Finally, the NIEC is the inverse of the AFE. It is the average number of patients among which a case is attributable to the risk factor.
In summary, these three parameters measure the impact of exposure among all exposed (NIE), among all patients (NIC) and among all patients who have been exposed (NIEC). It will be useful for us to try to calculate them if the authors of the study do not do so, since they will give us an idea of the real impact of the exposure on the effect. In the second table I show you the formulas that you can use to obtain them.
As a culmination to the previous three, we could estimate the effect of the exposure on the entire population by calculating the number of impact on the population (NIP), for which we have only to do the inverse of the ARP. Thus, a NIP of 3000 means that for every 3,000 subjects of the population there will be a case of illness due to exposure.

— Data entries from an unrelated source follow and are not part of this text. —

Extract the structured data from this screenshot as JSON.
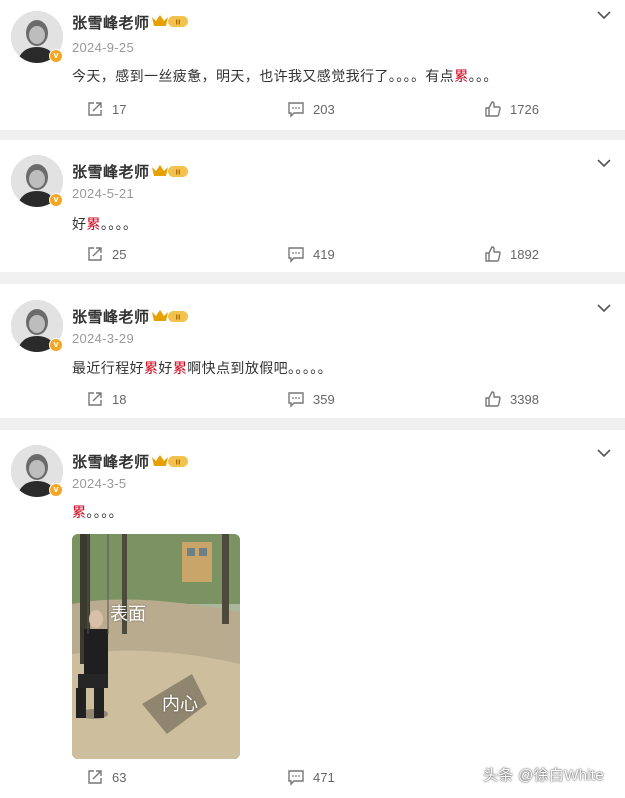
{
  "posts": [
    {
      "author": "张雪峰老师",
      "date": "2024-9-25",
      "text_before": "今天，感到一丝疲惫，明天，也许我又感觉我行了。。。。有点",
      "text_highlight": "累",
      "text_after": "。。。",
      "shares": "17",
      "comments": "203",
      "likes": "1726"
    },
    {
      "author": "张雪峰老师",
      "date": "2024-5-21",
      "text_before": "好",
      "text_highlight": "累",
      "text_after": "。。。。",
      "shares": "25",
      "comments": "419",
      "likes": "1892"
    },
    {
      "author": "张雪峰老师",
      "date": "2024-3-29",
      "text_before": "最近行程好",
      "text_highlight": "累",
      "text_mid": "好",
      "text_highlight2": "累",
      "text_after": "啊快点到放假吧。。。。。",
      "shares": "18",
      "comments": "359",
      "likes": "3398"
    },
    {
      "author": "张雪峰老师",
      "date": "2024-3-5",
      "text_before": "",
      "text_highlight": "累",
      "text_after": "。。。。",
      "image_label_top": "表面",
      "image_label_bottom": "内心",
      "shares": "63",
      "comments": "471"
    }
  ],
  "watermark": "头条 @徐白White",
  "icons": {
    "share": "share-icon",
    "comment": "comment-icon",
    "like": "like-icon",
    "more": "chevron-down-icon",
    "verified": "verified-badge-icon",
    "vip": "crown-badge-icon"
  },
  "colors": {
    "highlight": "#d0021b",
    "verified": "#f5a623",
    "crown": "#e6a100"
  }
}
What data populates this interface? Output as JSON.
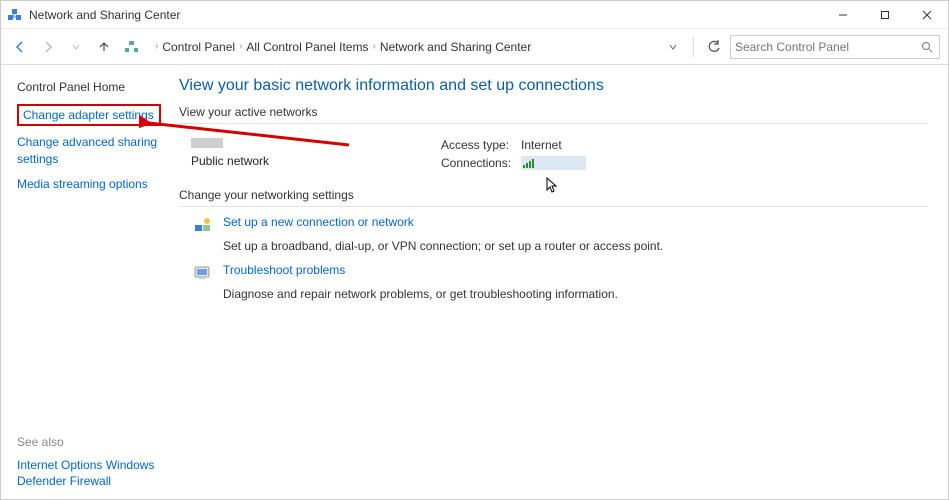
{
  "window": {
    "title": "Network and Sharing Center"
  },
  "breadcrumb": {
    "cp": "Control Panel",
    "all": "All Control Panel Items",
    "current": "Network and Sharing Center"
  },
  "search": {
    "placeholder": "Search Control Panel"
  },
  "sidebar": {
    "home": "Control Panel Home",
    "adapter": "Change adapter settings",
    "advanced": "Change advanced sharing settings",
    "media": "Media streaming options",
    "seealso_title": "See also",
    "internet_options": "Internet Options",
    "firewall": "Windows Defender Firewall"
  },
  "main": {
    "title": "View your basic network information and set up connections",
    "active_label": "View your active networks",
    "network_type": "Public network",
    "access_label": "Access type:",
    "access_value": "Internet",
    "connections_label": "Connections:",
    "change_label": "Change your networking settings",
    "setup_title": "Set up a new connection or network",
    "setup_desc": "Set up a broadband, dial-up, or VPN connection; or set up a router or access point.",
    "trouble_title": "Troubleshoot problems",
    "trouble_desc": "Diagnose and repair network problems, or get troubleshooting information."
  }
}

Bias in cohort studies
Another aspect that we must take into account when dealing with cohort studies is their risk of bias. In general, observational studies have a higher risk of bias than experimental studies, as well as being susceptible to the influence of confounding factors and effect modifying variables.
The selection bias must always be considered, since it can compromise the internal and external validity of the study results. The two cohorts should be comparable in all aspects, in addition to being representative of the population from which they come.
Another very typical bias of cohort studies is the classification bias, which occurs when an erroneous classification of the participants is made in terms of their exposure or the detection of the effect (basically, it is just another information bias). . The classification bias can be non-differential when the error occurs randomly independently of the study variables. This type of classification bias is in favor of the null hypothesis, that is, it makes it difficult for us to detect the association between exposure and effect, if it exists. If, despite the bias, we detect the association, then nothing bad will happen, but if we do not detect it, we will not know if it does not exist or if we do not see it because of the bad classification of the participants. On the other hand, the classification bias is differential when performed differently between the two cohorts and has to do with some of the study variables. In this case there is no forgiveness or possibility of amendment: the direction of this bias is unpredictable and mortally compromises the validity of the results.
Finally, we should always be alert to the possibility of confusion bias (due to confounding variables) or interaction bias (due to effect modifying variables). The ideal is to prevent them in the design phase, but it is not superfluous to control confusion in the analysis phase, mainly through stratified analyzes and multivariate studies.
And with this we come to the end of this post. We see, then, that cohort studies are very useful to calculate the association and the impact between effect and exposure but, careful, they do not serve to establish causal relationships. For that, other types of studies are necessary.
The problem with cohort studies is that they are difficult (and expensive) to perform adequately, often require large samples and sometimes long follow-up periods (with the consequent risk of losses). In addition, they are not very useful for rare diseases. And we must not forget that they do not allow us to establish causal relationships with sufficient security, although for this reason, case-control studies are better than their cousins, but that is another story…